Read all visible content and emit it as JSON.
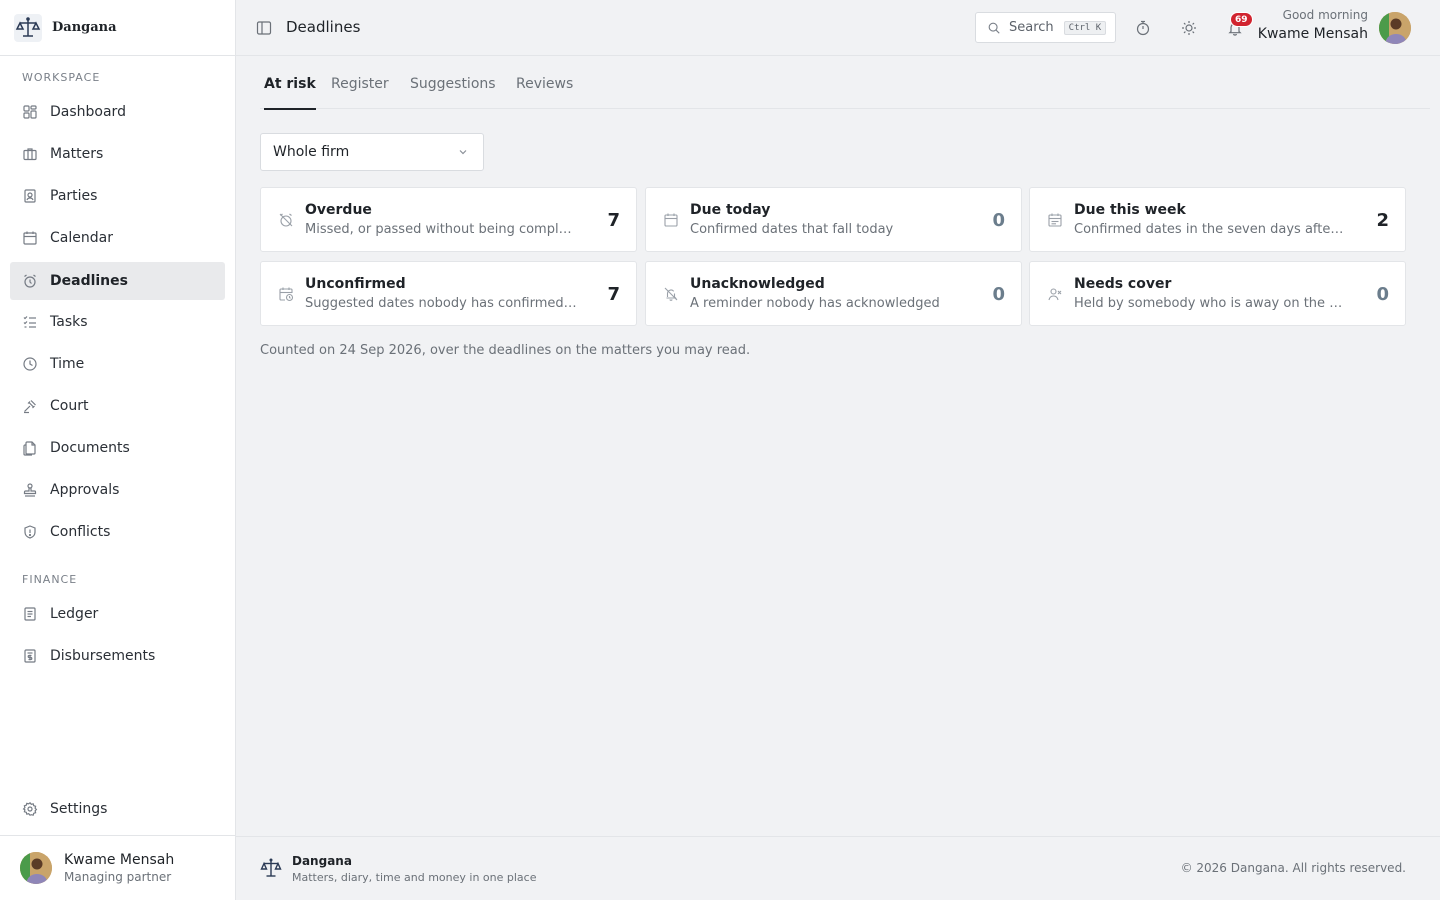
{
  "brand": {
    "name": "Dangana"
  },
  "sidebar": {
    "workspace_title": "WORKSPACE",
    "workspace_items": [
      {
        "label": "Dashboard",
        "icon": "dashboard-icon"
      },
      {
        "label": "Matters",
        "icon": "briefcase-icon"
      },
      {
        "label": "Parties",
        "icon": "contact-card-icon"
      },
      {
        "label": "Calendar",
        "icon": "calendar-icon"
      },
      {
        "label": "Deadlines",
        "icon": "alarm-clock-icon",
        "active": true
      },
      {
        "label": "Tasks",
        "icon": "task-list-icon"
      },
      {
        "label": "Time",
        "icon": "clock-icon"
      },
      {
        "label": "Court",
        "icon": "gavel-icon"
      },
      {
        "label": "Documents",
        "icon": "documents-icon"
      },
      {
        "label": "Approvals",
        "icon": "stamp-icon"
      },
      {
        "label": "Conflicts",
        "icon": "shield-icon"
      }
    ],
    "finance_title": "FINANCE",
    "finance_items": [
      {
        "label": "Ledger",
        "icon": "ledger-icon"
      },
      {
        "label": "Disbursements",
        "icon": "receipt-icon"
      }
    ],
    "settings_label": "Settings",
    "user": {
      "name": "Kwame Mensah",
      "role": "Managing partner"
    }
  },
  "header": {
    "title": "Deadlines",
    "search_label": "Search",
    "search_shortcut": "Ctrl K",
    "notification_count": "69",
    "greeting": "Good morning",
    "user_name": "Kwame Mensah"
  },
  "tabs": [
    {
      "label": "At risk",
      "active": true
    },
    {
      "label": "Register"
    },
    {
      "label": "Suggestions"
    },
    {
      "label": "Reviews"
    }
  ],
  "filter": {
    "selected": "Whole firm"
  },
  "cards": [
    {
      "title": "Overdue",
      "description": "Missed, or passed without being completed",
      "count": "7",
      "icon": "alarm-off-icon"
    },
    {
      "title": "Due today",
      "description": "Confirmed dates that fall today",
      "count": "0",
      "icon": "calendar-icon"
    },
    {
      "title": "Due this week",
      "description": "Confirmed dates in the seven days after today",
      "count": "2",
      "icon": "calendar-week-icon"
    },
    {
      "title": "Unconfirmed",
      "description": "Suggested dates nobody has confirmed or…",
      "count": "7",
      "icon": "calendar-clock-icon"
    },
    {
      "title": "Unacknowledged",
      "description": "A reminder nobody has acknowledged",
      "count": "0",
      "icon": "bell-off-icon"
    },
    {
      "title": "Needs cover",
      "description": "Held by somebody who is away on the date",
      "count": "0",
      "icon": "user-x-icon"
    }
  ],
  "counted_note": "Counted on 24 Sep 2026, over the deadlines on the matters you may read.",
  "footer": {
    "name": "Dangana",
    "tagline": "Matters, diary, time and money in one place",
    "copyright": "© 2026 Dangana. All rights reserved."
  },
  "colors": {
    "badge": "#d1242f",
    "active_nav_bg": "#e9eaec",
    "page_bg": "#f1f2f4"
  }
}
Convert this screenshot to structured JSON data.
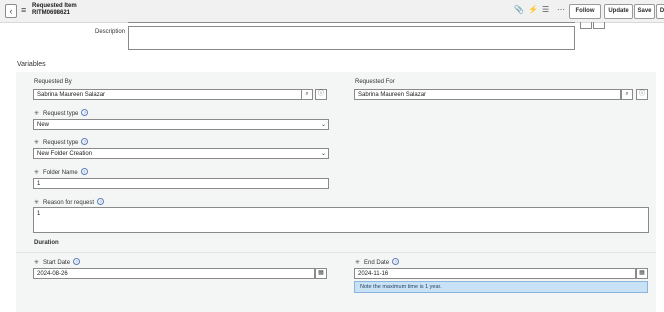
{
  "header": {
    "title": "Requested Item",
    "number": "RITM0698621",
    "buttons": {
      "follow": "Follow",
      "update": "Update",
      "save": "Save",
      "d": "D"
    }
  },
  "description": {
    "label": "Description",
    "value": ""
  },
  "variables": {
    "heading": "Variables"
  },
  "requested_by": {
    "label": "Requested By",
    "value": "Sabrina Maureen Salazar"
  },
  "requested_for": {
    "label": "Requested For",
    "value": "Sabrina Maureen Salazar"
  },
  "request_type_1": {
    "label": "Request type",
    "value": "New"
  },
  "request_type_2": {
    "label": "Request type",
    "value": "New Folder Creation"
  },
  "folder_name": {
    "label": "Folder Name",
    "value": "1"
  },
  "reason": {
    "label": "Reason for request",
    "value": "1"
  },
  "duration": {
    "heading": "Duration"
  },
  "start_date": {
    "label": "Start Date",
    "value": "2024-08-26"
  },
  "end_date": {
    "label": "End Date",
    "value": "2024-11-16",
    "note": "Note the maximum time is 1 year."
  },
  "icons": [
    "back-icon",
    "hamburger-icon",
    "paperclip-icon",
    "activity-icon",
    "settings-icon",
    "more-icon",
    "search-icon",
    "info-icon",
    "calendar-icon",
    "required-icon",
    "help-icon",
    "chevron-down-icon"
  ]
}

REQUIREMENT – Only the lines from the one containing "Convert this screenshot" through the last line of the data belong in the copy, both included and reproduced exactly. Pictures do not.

SOLVED EXERCISE –
Convert this screenshot to structured JSON data.
{
  "header": {
    "title": "Requested Item",
    "number": "RITM0698621",
    "buttons": {
      "follow": "Follow",
      "update": "Update",
      "save": "Save",
      "d": "D"
    }
  },
  "description": {
    "label": "Description",
    "value": ""
  },
  "variables": {
    "heading": "Variables"
  },
  "requested_by": {
    "label": "Requested By",
    "value": "Sabrina Maureen Salazar"
  },
  "requested_for": {
    "label": "Requested For",
    "value": "Sabrina Maureen Salazar"
  },
  "request_type_1": {
    "label": "Request type",
    "value": "New"
  },
  "request_type_2": {
    "label": "Request type",
    "value": "New Folder Creation"
  },
  "folder_name": {
    "label": "Folder Name",
    "value": "1"
  },
  "reason": {
    "label": "Reason for request",
    "value": "1"
  },
  "duration": {
    "heading": "Duration"
  },
  "start_date": {
    "label": "Start Date",
    "value": "2024-08-26"
  },
  "end_date": {
    "label": "End Date",
    "value": "2024-11-16",
    "note": "Note the maximum time is 1 year."
  },
  "icons": [
    "back-icon",
    "hamburger-icon",
    "paperclip-icon",
    "activity-icon",
    "settings-icon",
    "more-icon",
    "search-icon",
    "info-icon",
    "calendar-icon",
    "required-icon",
    "help-icon",
    "chevron-down-icon"
  ]
}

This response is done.